▸ DATA LISTING:
════════════════
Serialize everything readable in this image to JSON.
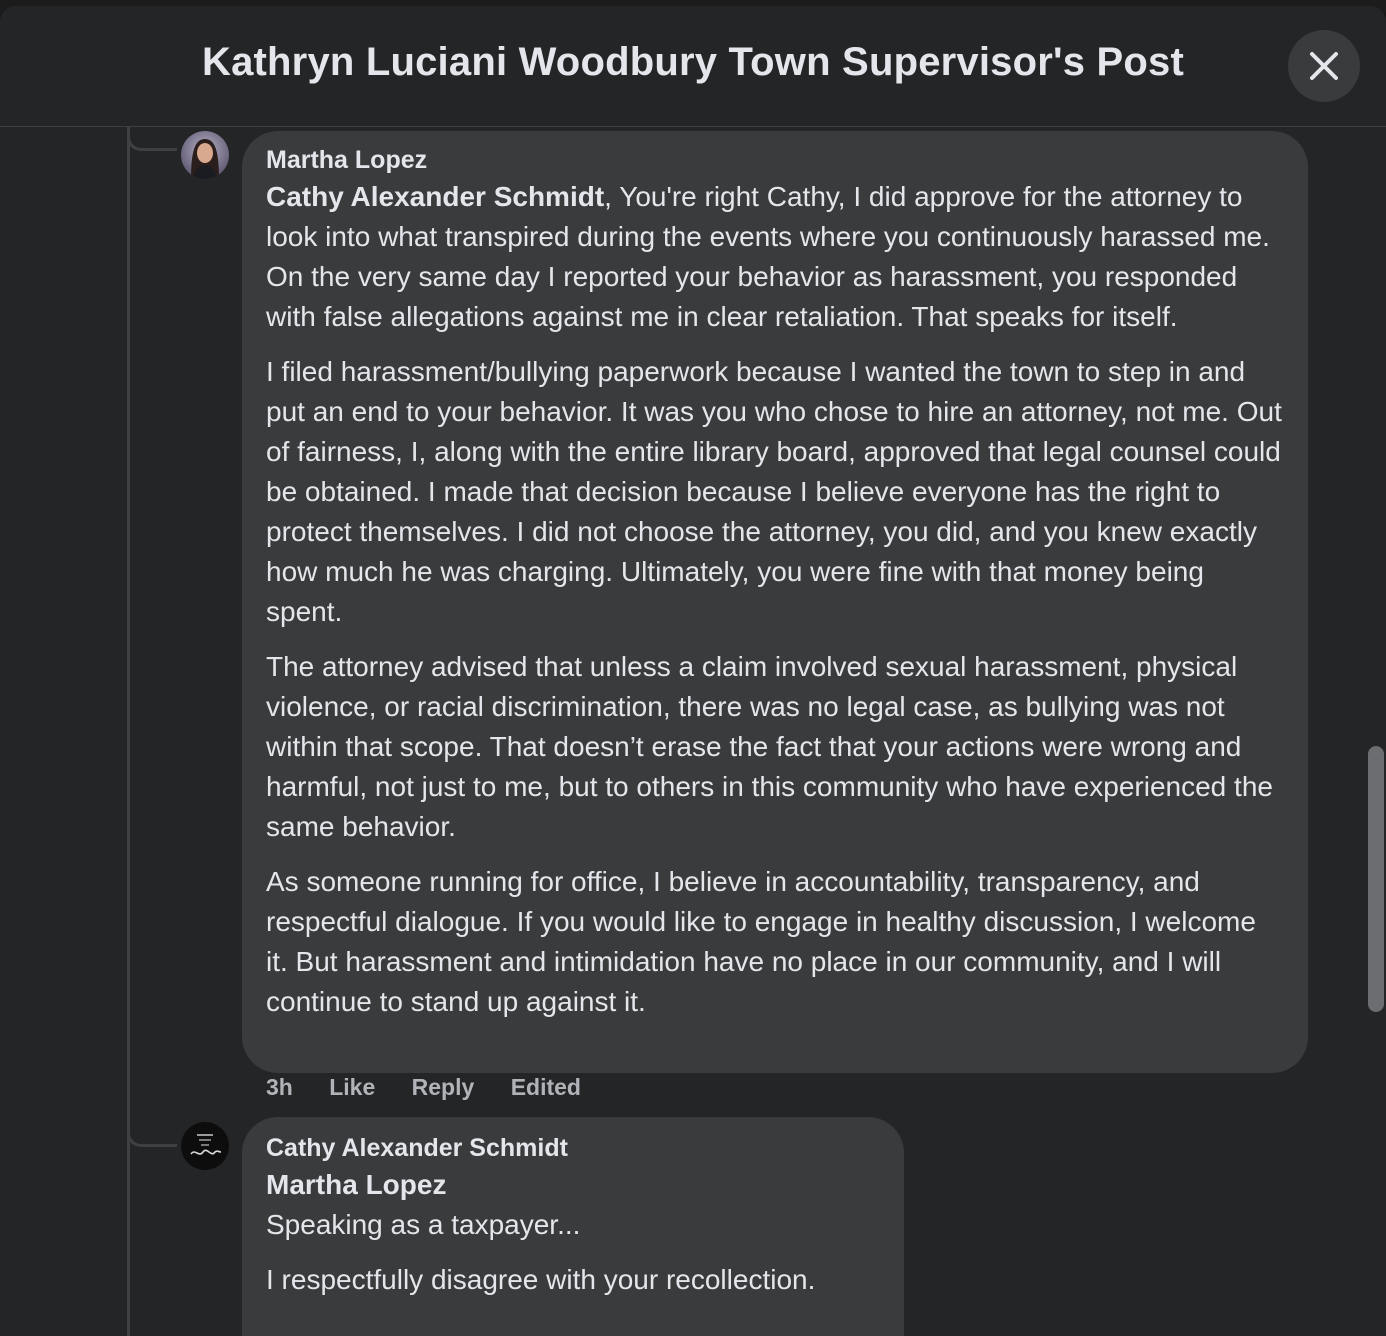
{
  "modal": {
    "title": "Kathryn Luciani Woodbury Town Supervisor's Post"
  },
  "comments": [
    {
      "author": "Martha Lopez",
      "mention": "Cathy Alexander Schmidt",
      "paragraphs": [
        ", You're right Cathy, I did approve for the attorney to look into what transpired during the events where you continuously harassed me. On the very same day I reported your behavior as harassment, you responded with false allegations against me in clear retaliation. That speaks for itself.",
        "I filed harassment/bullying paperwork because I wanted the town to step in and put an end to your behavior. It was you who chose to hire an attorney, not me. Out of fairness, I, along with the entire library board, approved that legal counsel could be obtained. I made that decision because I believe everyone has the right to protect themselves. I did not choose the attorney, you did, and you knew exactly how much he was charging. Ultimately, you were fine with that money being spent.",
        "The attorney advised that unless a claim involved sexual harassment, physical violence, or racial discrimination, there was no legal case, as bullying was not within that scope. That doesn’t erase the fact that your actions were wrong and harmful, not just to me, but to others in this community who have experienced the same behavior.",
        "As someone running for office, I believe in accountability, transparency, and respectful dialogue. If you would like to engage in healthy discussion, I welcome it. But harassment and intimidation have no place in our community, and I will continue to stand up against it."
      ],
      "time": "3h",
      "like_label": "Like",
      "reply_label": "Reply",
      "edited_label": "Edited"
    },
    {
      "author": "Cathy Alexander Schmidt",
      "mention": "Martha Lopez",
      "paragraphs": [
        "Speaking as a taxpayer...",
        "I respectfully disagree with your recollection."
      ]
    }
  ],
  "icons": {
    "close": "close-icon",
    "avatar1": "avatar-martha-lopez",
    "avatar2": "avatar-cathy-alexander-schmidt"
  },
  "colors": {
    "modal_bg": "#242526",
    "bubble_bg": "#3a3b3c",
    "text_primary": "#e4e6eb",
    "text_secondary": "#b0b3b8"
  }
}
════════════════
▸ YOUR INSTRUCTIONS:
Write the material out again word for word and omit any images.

▸ EXERCISE SOLUTION:
Serialize everything readable in this image to JSON.
{
  "modal": {
    "title": "Kathryn Luciani Woodbury Town Supervisor's Post"
  },
  "comments": [
    {
      "author": "Martha Lopez",
      "mention": "Cathy Alexander Schmidt",
      "paragraphs": [
        ", You're right Cathy, I did approve for the attorney to look into what transpired during the events where you continuously harassed me. On the very same day I reported your behavior as harassment, you responded with false allegations against me in clear retaliation. That speaks for itself.",
        "I filed harassment/bullying paperwork because I wanted the town to step in and put an end to your behavior. It was you who chose to hire an attorney, not me. Out of fairness, I, along with the entire library board, approved that legal counsel could be obtained. I made that decision because I believe everyone has the right to protect themselves. I did not choose the attorney, you did, and you knew exactly how much he was charging. Ultimately, you were fine with that money being spent.",
        "The attorney advised that unless a claim involved sexual harassment, physical violence, or racial discrimination, there was no legal case, as bullying was not within that scope. That doesn’t erase the fact that your actions were wrong and harmful, not just to me, but to others in this community who have experienced the same behavior.",
        "As someone running for office, I believe in accountability, transparency, and respectful dialogue. If you would like to engage in healthy discussion, I welcome it. But harassment and intimidation have no place in our community, and I will continue to stand up against it."
      ],
      "time": "3h",
      "like_label": "Like",
      "reply_label": "Reply",
      "edited_label": "Edited"
    },
    {
      "author": "Cathy Alexander Schmidt",
      "mention": "Martha Lopez",
      "paragraphs": [
        "Speaking as a taxpayer...",
        "I respectfully disagree with your recollection."
      ]
    }
  ],
  "icons": {
    "close": "close-icon",
    "avatar1": "avatar-martha-lopez",
    "avatar2": "avatar-cathy-alexander-schmidt"
  },
  "colors": {
    "modal_bg": "#242526",
    "bubble_bg": "#3a3b3c",
    "text_primary": "#e4e6eb",
    "text_secondary": "#b0b3b8"
  }
}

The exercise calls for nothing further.